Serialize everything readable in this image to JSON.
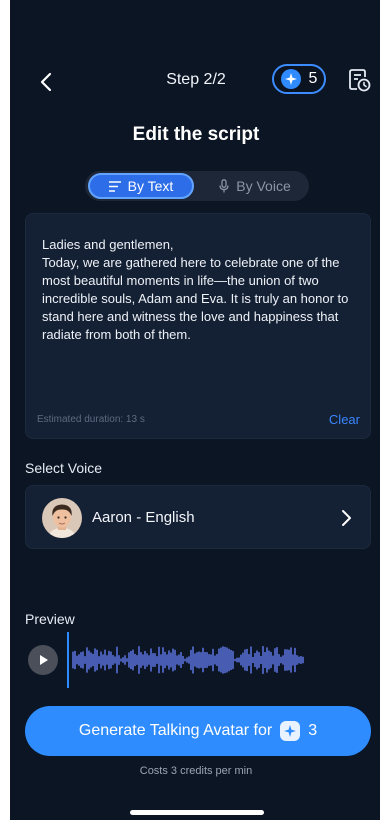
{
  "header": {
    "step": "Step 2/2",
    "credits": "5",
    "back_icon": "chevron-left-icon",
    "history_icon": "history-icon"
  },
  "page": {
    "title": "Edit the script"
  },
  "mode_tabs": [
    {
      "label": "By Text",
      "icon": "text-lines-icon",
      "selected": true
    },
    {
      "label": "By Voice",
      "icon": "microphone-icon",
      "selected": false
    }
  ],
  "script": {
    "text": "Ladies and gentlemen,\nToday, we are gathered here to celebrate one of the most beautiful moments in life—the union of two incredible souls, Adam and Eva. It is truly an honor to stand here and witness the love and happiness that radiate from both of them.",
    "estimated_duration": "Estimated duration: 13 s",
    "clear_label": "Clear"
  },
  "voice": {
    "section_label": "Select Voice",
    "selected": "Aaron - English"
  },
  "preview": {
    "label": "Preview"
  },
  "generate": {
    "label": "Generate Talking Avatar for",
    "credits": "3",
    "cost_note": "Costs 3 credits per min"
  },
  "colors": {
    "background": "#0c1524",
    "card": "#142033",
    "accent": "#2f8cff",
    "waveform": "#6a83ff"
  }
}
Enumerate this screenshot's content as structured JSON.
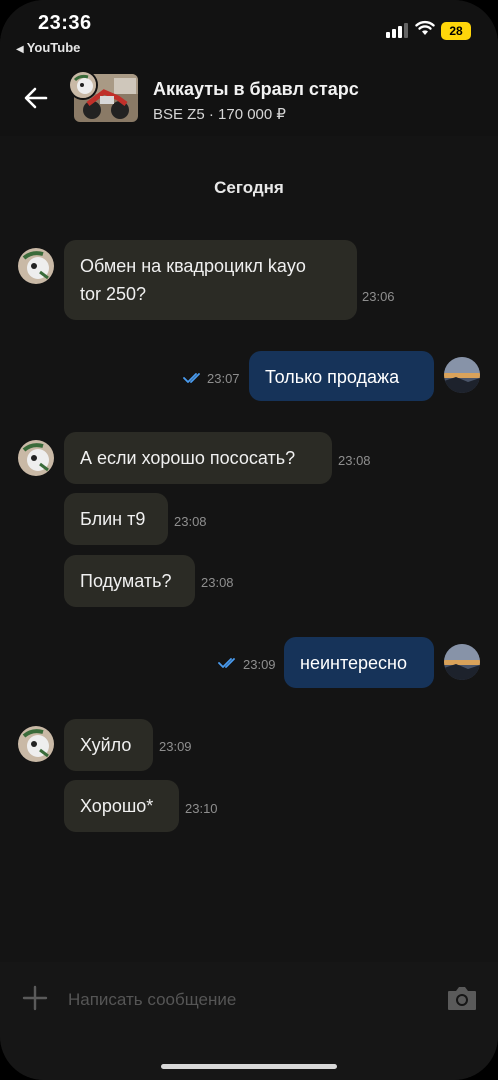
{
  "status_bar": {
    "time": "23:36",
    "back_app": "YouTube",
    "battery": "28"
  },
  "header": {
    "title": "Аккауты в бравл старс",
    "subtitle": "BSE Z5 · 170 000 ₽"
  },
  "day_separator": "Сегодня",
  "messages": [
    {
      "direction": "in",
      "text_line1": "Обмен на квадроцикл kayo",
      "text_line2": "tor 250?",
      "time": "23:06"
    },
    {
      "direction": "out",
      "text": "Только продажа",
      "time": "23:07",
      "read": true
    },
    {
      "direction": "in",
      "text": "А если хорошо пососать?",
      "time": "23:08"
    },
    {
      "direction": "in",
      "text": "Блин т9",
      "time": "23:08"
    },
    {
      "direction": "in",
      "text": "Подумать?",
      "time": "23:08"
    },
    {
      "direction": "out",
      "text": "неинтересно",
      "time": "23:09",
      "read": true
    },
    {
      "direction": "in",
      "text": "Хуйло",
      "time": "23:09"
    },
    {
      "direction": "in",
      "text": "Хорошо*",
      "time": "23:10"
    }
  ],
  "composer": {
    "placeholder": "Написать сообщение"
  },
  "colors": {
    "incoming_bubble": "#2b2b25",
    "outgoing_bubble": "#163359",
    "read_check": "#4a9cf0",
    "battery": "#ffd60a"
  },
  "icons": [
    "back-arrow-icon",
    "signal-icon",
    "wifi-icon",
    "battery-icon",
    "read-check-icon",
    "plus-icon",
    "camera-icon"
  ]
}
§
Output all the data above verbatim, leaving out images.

Serialize everything readable in this image to JSON.
{
  "header": {
    "step": "Step 2/2",
    "credits": "5",
    "back_icon": "chevron-left-icon",
    "history_icon": "history-icon"
  },
  "page": {
    "title": "Edit the script"
  },
  "mode_tabs": [
    {
      "label": "By Text",
      "icon": "text-lines-icon",
      "selected": true
    },
    {
      "label": "By Voice",
      "icon": "microphone-icon",
      "selected": false
    }
  ],
  "script": {
    "text": "Ladies and gentlemen,\nToday, we are gathered here to celebrate one of the most beautiful moments in life—the union of two incredible souls, Adam and Eva. It is truly an honor to stand here and witness the love and happiness that radiate from both of them.",
    "estimated_duration": "Estimated duration: 13 s",
    "clear_label": "Clear"
  },
  "voice": {
    "section_label": "Select Voice",
    "selected": "Aaron - English"
  },
  "preview": {
    "label": "Preview"
  },
  "generate": {
    "label": "Generate Talking Avatar for",
    "credits": "3",
    "cost_note": "Costs 3 credits per min"
  },
  "colors": {
    "background": "#0c1524",
    "card": "#142033",
    "accent": "#2f8cff",
    "waveform": "#6a83ff"
  }
}
Enumerate this screenshot's content as structured JSON.
{
  "status_bar": {
    "time": "23:36",
    "back_app": "YouTube",
    "battery": "28"
  },
  "header": {
    "title": "Аккауты в бравл старс",
    "subtitle": "BSE Z5 · 170 000 ₽"
  },
  "day_separator": "Сегодня",
  "messages": [
    {
      "direction": "in",
      "text_line1": "Обмен на квадроцикл kayo",
      "text_line2": "tor 250?",
      "time": "23:06"
    },
    {
      "direction": "out",
      "text": "Только продажа",
      "time": "23:07",
      "read": true
    },
    {
      "direction": "in",
      "text": "А если хорошо пососать?",
      "time": "23:08"
    },
    {
      "direction": "in",
      "text": "Блин т9",
      "time": "23:08"
    },
    {
      "direction": "in",
      "text": "Подумать?",
      "time": "23:08"
    },
    {
      "direction": "out",
      "text": "неинтересно",
      "time": "23:09",
      "read": true
    },
    {
      "direction": "in",
      "text": "Хуйло",
      "time": "23:09"
    },
    {
      "direction": "in",
      "text": "Хорошо*",
      "time": "23:10"
    }
  ],
  "composer": {
    "placeholder": "Написать сообщение"
  },
  "colors": {
    "incoming_bubble": "#2b2b25",
    "outgoing_bubble": "#163359",
    "read_check": "#4a9cf0",
    "battery": "#ffd60a"
  },
  "icons": [
    "back-arrow-icon",
    "signal-icon",
    "wifi-icon",
    "battery-icon",
    "read-check-icon",
    "plus-icon",
    "camera-icon"
  ]
}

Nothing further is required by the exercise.